◆ **What you will do**:
In full and exactly, please return the records, but keep out the pictures.

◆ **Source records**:
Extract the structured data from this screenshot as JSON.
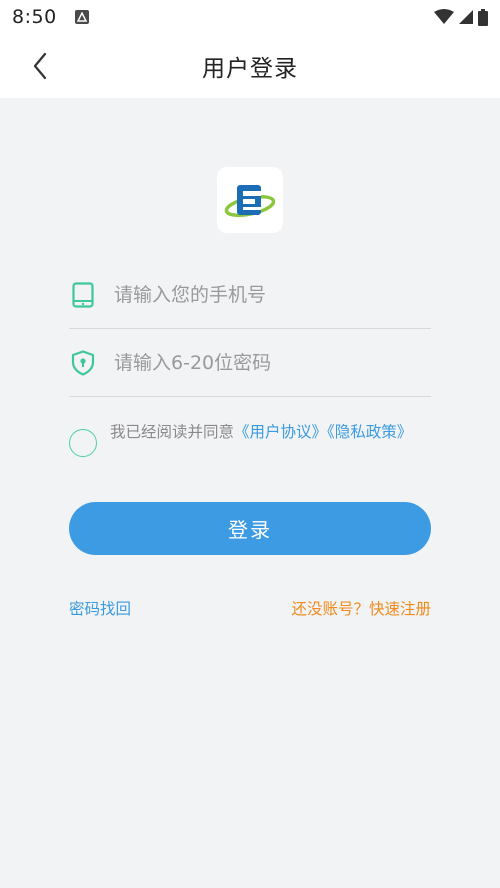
{
  "status_bar": {
    "time": "8:50"
  },
  "header": {
    "title": "用户登录"
  },
  "form": {
    "phone_placeholder": "请输入您的手机号",
    "password_placeholder": "请输入6-20位密码",
    "agreement_prefix": "我已经阅读并同意",
    "user_agreement_link": "《用户协议》",
    "privacy_policy_link": "《隐私政策》",
    "login_label": "登录",
    "forgot_password_label": "密码找回",
    "register_label": "还没账号？快速注册"
  },
  "colors": {
    "accent": "#3c9be3",
    "icon_green": "#3ec79a",
    "register_orange": "#f08a1c"
  },
  "icons": [
    "back-arrow",
    "tablet-phone",
    "shield-lock",
    "app-logo",
    "wifi",
    "signal",
    "battery"
  ]
}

◆ **Solved exercise**:
Extract the structured data from this screenshot as JSON.
{
  "status_bar": {
    "time": "8:50"
  },
  "header": {
    "title": "用户登录"
  },
  "form": {
    "phone_placeholder": "请输入您的手机号",
    "password_placeholder": "请输入6-20位密码",
    "agreement_prefix": "我已经阅读并同意",
    "user_agreement_link": "《用户协议》",
    "privacy_policy_link": "《隐私政策》",
    "login_label": "登录",
    "forgot_password_label": "密码找回",
    "register_label": "还没账号？快速注册"
  },
  "colors": {
    "accent": "#3c9be3",
    "icon_green": "#3ec79a",
    "register_orange": "#f08a1c"
  },
  "icons": [
    "back-arrow",
    "tablet-phone",
    "shield-lock",
    "app-logo",
    "wifi",
    "signal",
    "battery"
  ]
}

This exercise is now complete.